Ector County’s state district courts returned to live, in-person court proceedings this week after being forced to operate virtually for nearly one year due to COVID-19 and judges, attorneys and even bailiffs couldn’t be happier.
Jury selections for several cases were held last Friday so that trials could begin immediately, 244th District Judge James Rush said on Tuesday.
“It’s so good to be back in court again,” Rush said. “I’m so proud of our community for showing up for jury duty — we had a lot of juror’s turn out. We’re already in the middle of a case.”
Due to the COVID-imposed closedown, criminal trials had to be postponed, so there’s a long backlog of cases pending, Rush said.
“We were able to have hearings on Zoom, but not any criminal trials,” Rush said. “The U.S. Constitution guarantees that everyone has a right to a public trial. We couldn’t do that on Zoom.”
“You need to have a jury present, along with witnesses.”

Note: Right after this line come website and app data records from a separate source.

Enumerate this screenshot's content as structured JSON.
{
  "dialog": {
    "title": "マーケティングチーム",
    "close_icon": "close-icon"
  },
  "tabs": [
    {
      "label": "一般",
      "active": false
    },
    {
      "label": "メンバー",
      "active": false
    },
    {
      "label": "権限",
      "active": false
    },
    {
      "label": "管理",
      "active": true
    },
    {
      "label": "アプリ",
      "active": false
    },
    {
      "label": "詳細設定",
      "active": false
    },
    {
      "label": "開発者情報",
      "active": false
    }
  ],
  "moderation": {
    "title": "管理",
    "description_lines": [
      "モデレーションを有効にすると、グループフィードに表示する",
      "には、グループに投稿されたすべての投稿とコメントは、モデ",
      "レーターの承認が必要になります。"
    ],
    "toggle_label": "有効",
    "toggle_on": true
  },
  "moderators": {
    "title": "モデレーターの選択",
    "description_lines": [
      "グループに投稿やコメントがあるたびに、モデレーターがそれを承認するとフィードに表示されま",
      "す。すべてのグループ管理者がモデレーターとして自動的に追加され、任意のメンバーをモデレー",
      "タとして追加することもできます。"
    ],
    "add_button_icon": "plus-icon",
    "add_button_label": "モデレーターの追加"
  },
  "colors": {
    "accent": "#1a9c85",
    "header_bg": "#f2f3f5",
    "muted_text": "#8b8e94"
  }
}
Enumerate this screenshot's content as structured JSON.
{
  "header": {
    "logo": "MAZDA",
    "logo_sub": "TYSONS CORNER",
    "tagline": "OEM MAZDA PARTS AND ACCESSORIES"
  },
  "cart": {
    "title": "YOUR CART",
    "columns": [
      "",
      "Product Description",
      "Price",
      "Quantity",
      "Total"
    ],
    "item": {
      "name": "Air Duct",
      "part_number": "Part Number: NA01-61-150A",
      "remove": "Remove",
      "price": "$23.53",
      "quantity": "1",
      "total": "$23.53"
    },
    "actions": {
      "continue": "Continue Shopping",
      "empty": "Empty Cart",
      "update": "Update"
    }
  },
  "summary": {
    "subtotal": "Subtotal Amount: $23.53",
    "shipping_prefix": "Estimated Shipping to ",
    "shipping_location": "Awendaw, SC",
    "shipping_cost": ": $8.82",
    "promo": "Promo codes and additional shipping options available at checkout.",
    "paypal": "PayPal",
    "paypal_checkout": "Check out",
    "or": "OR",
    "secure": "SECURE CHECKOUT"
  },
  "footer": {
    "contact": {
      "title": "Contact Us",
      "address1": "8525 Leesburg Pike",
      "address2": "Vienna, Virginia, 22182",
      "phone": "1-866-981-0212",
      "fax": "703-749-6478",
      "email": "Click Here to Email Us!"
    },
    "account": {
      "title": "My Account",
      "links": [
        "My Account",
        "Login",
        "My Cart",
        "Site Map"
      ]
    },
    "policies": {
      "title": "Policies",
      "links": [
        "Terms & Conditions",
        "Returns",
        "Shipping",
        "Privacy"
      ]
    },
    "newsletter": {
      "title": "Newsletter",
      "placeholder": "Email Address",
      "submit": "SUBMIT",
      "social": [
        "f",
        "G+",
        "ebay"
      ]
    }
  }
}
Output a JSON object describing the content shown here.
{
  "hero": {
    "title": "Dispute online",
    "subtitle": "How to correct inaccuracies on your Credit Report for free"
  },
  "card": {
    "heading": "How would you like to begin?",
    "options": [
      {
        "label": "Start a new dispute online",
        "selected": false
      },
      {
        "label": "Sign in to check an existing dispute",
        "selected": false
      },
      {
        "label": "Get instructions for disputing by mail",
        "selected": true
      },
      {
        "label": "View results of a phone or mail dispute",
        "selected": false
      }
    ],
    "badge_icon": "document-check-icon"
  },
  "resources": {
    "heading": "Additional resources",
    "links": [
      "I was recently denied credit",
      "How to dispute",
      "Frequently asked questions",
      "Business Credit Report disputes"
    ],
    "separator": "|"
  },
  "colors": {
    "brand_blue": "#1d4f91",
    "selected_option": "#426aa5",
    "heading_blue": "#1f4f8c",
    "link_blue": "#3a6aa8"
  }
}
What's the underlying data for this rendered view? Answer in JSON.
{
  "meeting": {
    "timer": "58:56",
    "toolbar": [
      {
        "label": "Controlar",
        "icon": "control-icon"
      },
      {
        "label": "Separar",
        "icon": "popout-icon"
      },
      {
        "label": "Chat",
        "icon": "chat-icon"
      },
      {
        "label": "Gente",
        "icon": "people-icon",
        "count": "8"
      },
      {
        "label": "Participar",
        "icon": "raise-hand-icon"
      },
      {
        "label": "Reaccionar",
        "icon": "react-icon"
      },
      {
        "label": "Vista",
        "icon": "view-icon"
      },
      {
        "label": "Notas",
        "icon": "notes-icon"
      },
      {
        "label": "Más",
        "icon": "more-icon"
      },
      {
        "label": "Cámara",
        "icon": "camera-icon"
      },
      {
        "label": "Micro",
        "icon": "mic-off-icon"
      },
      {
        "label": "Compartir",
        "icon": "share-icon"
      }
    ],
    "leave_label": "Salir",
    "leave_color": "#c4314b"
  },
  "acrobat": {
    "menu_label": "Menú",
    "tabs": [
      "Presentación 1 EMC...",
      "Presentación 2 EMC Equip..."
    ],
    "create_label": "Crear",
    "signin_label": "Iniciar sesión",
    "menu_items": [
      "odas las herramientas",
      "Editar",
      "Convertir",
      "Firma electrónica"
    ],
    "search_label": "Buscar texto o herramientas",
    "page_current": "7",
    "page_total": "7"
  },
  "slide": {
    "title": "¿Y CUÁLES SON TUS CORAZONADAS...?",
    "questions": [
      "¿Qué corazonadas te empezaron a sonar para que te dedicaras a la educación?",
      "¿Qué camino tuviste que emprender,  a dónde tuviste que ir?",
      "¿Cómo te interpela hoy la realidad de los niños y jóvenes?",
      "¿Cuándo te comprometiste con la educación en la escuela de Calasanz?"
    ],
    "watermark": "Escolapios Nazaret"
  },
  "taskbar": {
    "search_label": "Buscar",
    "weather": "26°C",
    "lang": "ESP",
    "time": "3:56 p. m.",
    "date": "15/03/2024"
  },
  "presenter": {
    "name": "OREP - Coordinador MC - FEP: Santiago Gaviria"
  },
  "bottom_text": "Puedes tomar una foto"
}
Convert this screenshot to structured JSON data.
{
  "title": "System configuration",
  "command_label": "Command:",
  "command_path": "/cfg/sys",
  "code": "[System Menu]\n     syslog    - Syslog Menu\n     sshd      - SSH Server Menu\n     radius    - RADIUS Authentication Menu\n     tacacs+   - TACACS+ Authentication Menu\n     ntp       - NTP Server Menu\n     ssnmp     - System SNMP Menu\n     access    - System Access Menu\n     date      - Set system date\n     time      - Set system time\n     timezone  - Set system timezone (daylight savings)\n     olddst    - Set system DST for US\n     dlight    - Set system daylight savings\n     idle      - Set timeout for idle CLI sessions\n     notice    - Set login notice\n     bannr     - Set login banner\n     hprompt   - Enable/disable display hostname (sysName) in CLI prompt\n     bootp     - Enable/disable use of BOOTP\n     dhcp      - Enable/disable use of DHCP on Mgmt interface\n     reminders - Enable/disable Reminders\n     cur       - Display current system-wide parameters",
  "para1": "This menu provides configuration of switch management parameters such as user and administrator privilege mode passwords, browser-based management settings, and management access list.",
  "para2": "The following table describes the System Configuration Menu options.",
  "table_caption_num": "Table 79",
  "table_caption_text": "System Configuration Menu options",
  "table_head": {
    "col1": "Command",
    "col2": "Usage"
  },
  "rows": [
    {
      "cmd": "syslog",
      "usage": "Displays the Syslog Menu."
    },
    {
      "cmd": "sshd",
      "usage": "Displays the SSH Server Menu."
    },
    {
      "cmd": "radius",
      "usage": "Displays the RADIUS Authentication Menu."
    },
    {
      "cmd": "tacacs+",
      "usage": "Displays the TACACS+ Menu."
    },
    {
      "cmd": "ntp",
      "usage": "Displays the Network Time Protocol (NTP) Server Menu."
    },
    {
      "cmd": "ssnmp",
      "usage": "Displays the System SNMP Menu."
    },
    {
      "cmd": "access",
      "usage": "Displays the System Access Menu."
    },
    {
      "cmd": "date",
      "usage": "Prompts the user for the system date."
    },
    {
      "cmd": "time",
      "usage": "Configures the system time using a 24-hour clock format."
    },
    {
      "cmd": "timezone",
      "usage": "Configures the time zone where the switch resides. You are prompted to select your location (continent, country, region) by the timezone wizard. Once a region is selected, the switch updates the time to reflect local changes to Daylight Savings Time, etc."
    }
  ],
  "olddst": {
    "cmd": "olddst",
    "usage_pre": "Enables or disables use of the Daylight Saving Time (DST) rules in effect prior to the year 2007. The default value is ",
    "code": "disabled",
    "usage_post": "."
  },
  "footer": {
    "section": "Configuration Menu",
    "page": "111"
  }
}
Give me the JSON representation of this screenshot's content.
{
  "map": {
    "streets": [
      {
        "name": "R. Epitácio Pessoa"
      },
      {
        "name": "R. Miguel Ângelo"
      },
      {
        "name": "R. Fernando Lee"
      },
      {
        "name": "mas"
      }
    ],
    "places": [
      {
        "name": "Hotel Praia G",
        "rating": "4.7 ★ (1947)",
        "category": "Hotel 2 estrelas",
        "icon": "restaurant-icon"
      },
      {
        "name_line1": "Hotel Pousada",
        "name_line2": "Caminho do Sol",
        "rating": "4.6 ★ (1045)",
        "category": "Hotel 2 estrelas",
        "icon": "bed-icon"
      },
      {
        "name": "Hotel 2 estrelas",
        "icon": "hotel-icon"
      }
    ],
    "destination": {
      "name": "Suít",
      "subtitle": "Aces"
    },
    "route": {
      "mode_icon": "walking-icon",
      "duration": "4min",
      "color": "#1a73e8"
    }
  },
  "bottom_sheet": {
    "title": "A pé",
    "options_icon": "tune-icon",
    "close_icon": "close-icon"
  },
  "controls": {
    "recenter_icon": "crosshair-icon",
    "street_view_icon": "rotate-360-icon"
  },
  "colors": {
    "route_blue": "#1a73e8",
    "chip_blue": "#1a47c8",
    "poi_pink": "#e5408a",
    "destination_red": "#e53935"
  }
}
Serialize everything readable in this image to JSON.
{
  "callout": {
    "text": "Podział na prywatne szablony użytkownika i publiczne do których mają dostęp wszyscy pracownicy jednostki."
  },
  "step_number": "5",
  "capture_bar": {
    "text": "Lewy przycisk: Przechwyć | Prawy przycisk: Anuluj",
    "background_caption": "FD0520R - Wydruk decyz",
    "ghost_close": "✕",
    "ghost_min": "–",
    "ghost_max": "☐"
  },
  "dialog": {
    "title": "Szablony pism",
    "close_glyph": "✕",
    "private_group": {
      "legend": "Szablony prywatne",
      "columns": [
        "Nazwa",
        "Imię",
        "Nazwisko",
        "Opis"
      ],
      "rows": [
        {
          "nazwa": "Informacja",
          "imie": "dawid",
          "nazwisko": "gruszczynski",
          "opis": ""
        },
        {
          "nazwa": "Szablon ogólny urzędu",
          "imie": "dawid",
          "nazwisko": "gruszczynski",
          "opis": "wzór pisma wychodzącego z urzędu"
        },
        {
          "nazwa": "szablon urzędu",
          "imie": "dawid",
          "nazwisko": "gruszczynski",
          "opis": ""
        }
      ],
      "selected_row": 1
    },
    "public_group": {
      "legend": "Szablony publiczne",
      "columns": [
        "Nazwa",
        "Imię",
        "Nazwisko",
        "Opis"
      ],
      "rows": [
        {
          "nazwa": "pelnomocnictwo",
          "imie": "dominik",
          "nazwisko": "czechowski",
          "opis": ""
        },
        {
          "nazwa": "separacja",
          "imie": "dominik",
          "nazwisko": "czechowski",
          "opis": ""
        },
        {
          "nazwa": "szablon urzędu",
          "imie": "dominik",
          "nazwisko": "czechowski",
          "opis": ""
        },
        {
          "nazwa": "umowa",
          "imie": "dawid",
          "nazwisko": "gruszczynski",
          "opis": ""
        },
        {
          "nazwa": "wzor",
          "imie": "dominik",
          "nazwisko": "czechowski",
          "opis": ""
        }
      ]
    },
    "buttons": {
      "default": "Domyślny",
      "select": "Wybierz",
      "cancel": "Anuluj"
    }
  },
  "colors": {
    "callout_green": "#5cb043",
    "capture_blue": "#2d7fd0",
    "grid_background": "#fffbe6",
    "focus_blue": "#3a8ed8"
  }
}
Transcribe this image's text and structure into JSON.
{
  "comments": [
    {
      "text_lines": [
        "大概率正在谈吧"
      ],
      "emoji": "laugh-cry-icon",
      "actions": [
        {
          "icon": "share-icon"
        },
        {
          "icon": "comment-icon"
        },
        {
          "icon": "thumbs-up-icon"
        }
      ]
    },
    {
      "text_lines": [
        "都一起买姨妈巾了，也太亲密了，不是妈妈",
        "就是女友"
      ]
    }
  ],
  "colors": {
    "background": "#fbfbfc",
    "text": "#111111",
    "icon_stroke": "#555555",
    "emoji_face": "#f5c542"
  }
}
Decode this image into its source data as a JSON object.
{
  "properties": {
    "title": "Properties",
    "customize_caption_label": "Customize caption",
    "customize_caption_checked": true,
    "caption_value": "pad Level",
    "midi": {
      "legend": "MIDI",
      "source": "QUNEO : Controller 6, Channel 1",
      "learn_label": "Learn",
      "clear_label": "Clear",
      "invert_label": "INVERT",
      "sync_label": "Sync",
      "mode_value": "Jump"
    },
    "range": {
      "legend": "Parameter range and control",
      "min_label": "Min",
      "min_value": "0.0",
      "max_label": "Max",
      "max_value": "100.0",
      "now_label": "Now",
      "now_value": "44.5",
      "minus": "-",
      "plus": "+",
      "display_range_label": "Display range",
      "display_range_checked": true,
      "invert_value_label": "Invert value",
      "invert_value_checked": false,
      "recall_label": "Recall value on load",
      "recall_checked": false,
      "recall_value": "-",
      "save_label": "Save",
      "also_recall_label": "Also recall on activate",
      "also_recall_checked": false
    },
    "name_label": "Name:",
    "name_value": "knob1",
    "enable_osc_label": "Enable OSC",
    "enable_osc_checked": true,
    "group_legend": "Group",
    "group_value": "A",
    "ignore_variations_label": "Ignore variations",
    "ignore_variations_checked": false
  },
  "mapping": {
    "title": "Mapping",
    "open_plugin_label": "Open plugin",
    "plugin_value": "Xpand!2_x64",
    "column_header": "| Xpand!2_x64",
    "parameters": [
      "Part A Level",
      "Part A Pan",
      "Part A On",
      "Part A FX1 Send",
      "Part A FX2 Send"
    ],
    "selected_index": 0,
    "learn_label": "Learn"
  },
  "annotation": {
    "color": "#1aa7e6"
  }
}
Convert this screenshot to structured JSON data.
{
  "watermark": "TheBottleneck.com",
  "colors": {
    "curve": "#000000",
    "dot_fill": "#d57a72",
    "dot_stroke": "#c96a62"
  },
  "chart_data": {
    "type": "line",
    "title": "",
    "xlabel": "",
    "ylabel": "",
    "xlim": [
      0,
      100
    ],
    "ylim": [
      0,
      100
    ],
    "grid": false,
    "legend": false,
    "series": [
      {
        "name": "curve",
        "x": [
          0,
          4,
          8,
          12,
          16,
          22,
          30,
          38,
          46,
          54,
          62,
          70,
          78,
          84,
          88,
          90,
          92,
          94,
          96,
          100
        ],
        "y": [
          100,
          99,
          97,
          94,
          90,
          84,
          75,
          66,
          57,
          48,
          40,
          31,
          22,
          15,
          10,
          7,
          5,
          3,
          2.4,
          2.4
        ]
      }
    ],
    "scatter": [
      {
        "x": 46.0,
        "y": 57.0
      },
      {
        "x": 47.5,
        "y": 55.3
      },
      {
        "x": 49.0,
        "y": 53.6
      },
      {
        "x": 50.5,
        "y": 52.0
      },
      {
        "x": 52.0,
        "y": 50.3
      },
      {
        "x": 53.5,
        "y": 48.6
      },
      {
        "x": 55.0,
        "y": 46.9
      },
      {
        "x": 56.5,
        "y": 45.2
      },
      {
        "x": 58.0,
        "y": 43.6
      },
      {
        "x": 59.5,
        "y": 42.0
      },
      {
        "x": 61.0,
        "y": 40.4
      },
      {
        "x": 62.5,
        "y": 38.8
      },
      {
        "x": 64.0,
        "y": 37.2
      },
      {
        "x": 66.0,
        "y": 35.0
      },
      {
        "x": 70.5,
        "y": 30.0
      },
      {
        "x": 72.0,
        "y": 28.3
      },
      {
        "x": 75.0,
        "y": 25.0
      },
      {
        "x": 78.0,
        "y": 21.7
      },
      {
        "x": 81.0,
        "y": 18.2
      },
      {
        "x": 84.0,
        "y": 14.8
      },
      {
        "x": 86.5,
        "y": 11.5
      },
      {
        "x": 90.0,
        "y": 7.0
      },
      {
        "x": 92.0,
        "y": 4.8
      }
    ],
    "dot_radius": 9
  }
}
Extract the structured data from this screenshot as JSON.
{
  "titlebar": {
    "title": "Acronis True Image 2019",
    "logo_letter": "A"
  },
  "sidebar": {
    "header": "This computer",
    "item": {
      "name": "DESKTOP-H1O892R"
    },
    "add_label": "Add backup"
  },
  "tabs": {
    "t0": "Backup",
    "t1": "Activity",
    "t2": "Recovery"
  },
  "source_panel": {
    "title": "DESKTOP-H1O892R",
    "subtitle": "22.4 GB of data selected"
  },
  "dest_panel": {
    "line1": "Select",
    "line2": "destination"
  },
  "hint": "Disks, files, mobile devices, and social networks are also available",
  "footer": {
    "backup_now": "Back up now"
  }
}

Odessa attorney Bobby Bland agrees. Even though hearings continued to be held via Zoom during the pandemic, that to had its challenges and limitations.
“You lose something when you have a hearing on Zoom online …,” said Bland. “You can’t interact the same way as you would if you were together in one room.”
The transition to Zoom took some patience on everyone’s part, said Bland, who recently retired as Ector County’s District Attorney.
“Just trying to figure out how to share screens to show documents would slow things down,” he said. “It changed how everything flowed.”